In Part 1 of this series, I explained the basics of how Lightroom works, the best way to import your photos, and the different options you have when culling your images. In Part 2, I want to show you the essentials of the Develop module. This module is the area of Lightroom where you can color correct, crop, straighten, sharpen, and perform several other adjustments as well.
Briefly, here is what you need to know about the Develop module. On the right of your image are a number of tabs. The Basic tab is the one that you will use most often. Here will be where you perform the majority of the adjustments that you will make to your image. Using adjustment sliders, you can manipulate your image’s color and exposure in a number of different ways. Each slider performs a specific purpose, and it is worth the time to get a feel for what each one does by sliding them up and down and seeing the effect it has on your photo. Since all edits in Lightroom are non-destructive, all changes can be undone and reverted back to the original at any time.
Eventually, all of the different tabs will be worth looking into and mastering, but if you are just starting out, there are two other tabs that are important at this time to familiarize yourself with. First, is the Detail tab. Even though there are a number of sliders located here, this tab’s only purposes are to control the sharpening and noise reduction of a photo. Sharpening is an adjustment that can be beneficial to almost every photo, and there are several options for doing this here. Noise reduction is beneficial to understand as well, especially to photos that have a higher ISO and contain more noise than you prefer. The second tab that is worth getting to know is the Effects tab. The primary use you will have for this tab early on is controlling the vignette you have on your photo. This tab also has sliders for adding grain, as well as a dehaze slider that is useful as well. If you stick with these three tabs when starting out, you will be able to do almost anything that a photo needs for a beginner.
After you make your way through the tabs, there is one more set of tools that you need to know. Directly above the Basic tab is a row of six tools. The first tool is the Crop tool. With this tool, you can drag the corners to adjust the crop of an image, or rotate the box to straighten it. Holding the shift key while cropping will lock the aspect ratio so it doesn’t change while adjusting. The second tool is the Spot Removal tool. While it isn’t as capable as using tools in Photoshop, it is useful for quickly removing small objects out of your image. The spot removal tool works by automatically detecting another place in the image that would be a good place to clone from. You can change the area that the tool is cloning from manually by dragging it if needed. The third tool is for red-eye removal and is fairly straightforward in how it works. Finally, the last three tools are for adjusting sections of an image without adjusting the entire thing. The tools, listed in order, are the gradient filter, radial filter, and adjustment brush. These tools basically do the same function, with the main difference being the way in which they select the area that you are adjusting. Adding one of these three tools applies an adjustment to a certain part of an image, and then you can go back and use the tool’s sliders to change the setting over the specified area. Simply delete the filter from the image if you want to remove the changes.

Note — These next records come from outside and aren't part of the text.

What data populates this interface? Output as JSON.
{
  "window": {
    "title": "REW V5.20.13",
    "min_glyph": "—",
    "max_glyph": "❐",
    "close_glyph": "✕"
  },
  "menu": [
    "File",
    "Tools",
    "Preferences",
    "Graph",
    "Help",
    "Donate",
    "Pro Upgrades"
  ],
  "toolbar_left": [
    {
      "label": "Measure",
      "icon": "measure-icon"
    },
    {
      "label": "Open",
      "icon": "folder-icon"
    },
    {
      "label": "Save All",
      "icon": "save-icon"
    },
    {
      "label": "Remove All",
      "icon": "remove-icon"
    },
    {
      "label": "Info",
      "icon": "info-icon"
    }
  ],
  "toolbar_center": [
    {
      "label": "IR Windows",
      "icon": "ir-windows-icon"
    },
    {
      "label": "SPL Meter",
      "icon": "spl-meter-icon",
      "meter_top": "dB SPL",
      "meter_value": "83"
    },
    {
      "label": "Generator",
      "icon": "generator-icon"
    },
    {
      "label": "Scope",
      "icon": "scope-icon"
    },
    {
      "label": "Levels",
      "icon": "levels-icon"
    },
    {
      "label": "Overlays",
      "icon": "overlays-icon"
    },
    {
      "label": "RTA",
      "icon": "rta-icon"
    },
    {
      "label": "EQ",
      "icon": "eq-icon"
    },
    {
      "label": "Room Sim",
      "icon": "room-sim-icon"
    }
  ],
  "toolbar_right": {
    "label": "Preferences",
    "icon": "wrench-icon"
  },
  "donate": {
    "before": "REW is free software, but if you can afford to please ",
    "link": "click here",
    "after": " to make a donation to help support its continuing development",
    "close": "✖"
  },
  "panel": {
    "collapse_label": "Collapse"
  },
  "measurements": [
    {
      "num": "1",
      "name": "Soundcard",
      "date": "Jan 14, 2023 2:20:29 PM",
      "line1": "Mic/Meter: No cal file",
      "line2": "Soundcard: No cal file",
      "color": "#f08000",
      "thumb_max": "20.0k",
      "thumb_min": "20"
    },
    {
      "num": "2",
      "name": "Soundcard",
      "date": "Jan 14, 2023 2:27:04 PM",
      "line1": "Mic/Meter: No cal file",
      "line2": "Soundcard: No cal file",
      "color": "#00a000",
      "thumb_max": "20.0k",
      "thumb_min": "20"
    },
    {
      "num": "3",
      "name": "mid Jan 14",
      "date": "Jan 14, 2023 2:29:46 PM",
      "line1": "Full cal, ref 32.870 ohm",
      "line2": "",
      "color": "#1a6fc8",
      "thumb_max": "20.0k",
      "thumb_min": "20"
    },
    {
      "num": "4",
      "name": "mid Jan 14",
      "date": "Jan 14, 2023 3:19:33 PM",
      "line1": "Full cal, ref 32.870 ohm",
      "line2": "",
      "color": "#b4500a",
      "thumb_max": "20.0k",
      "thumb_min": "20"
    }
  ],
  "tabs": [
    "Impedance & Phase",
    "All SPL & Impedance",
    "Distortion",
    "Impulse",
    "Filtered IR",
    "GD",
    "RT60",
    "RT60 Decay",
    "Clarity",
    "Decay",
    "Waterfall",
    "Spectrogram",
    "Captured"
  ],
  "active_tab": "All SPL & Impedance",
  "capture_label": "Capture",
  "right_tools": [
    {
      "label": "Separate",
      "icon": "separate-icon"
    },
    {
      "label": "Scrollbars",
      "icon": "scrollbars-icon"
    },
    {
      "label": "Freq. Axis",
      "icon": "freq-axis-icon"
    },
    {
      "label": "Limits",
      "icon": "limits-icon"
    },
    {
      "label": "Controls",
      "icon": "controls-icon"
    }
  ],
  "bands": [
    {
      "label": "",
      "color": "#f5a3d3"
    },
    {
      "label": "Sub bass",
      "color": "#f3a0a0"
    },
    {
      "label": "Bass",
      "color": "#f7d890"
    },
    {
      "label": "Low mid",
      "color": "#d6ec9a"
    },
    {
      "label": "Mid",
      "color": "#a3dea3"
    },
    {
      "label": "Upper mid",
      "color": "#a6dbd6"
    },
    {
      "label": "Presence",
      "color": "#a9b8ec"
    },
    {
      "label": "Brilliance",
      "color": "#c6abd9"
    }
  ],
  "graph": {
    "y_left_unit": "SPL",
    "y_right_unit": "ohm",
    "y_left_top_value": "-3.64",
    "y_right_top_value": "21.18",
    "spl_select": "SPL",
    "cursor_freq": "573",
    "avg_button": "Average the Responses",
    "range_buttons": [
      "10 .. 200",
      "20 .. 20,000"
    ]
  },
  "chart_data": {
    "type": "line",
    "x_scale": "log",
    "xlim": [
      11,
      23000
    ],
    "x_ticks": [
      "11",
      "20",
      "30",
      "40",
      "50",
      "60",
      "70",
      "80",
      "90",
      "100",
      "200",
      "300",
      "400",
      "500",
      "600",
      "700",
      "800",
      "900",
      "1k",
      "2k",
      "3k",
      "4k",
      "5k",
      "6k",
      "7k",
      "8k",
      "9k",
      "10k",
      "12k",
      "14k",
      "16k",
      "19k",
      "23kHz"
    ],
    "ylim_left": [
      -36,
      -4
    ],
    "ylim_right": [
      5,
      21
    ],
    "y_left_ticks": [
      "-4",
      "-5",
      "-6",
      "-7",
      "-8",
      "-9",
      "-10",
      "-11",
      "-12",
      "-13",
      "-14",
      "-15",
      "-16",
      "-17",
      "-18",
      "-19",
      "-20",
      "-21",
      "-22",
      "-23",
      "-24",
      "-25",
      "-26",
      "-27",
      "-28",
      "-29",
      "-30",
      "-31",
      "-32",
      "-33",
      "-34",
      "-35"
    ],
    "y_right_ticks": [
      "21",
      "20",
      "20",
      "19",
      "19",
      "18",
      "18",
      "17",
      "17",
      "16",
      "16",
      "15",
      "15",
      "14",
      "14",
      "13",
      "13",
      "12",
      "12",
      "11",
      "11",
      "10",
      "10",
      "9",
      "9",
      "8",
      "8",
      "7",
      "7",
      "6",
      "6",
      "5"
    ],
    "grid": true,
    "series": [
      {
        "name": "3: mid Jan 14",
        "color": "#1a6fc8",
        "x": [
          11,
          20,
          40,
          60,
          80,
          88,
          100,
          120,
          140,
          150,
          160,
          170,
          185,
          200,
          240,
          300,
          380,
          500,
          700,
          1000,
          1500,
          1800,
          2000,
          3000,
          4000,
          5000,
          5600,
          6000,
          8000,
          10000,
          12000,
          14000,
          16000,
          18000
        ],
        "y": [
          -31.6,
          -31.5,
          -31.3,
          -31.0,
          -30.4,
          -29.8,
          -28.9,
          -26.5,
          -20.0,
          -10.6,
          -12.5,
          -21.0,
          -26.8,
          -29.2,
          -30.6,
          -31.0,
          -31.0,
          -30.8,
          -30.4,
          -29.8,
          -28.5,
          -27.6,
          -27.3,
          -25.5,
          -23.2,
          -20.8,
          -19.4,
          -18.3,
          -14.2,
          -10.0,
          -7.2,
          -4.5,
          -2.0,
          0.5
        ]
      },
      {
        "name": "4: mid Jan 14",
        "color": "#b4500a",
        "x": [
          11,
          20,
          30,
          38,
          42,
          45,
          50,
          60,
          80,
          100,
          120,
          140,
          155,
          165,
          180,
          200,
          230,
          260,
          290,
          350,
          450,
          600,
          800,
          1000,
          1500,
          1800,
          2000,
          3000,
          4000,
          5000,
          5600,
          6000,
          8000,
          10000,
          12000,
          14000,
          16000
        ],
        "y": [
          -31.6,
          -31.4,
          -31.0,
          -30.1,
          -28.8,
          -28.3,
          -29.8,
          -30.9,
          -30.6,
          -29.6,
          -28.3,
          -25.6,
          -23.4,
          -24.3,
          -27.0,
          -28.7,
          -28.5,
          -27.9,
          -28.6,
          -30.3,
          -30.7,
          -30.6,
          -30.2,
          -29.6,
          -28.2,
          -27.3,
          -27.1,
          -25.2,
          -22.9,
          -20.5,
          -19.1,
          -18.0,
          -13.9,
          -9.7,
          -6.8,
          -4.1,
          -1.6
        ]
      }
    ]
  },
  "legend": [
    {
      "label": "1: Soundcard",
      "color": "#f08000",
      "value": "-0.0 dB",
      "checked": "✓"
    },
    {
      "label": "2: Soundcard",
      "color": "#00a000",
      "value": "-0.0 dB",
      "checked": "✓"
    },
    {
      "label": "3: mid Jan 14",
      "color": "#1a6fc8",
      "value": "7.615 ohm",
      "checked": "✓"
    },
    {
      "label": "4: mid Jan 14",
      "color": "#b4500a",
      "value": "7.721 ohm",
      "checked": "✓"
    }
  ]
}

Applying edits to multiple images is easy in Lightroom. Below all of the slider tabs, you will see a couple of options. The Previous button will apply all of the adjustments made to the prior image to the one you are currently viewing. If you select multiple images, the Previous button becomes the Sync button. Select all of the images you would like to apply the same changes to and make sure you have the correct edited image viewing that you want to source the changes from. If you push the sync button, a settings box will open up allowing you to select exactly which adjustments you would like to apply to the other selected images. Be careful to uncheck boxes like spot removal, as you likely don’t want to apply the removing of a specific area to several images.
Lastly, here are a couple of tips to help you as your work in the Develop module:
- Lightroom has a number of shortcut keys that are worth getting to know. For example, holding down the space bar will quickly turn any tool into a magnifying tool to zoom into certain parts of an image.
- Pressing the backslash key will show you the before version of the edited image. This is always helpful to view when you are finished editing an image to make sure you are happy with the adjustments you have made.
- The alt key has several functions in Lightroom. Holding down the alt key while using several of the sliders will show you a different view of what is being applied to the image. This is especially helpful in the Effects tab. Holding down the alt key also locks the center point in place while cropping, turns the adjustment brush into an adjustment eraser, and does several other things as well.
Lightroom is a great tool, but one that can be overwhelming. While it will take years for most people to master such a diverse software, learning the basics isn't as difficult as you would think. Hopefully, the first two parts of this series will give you enough of an understanding to be successful at organizing and editing your images. In the final part of this series, I will show you how to add metadata to your photos, rename them, and finally export them properly.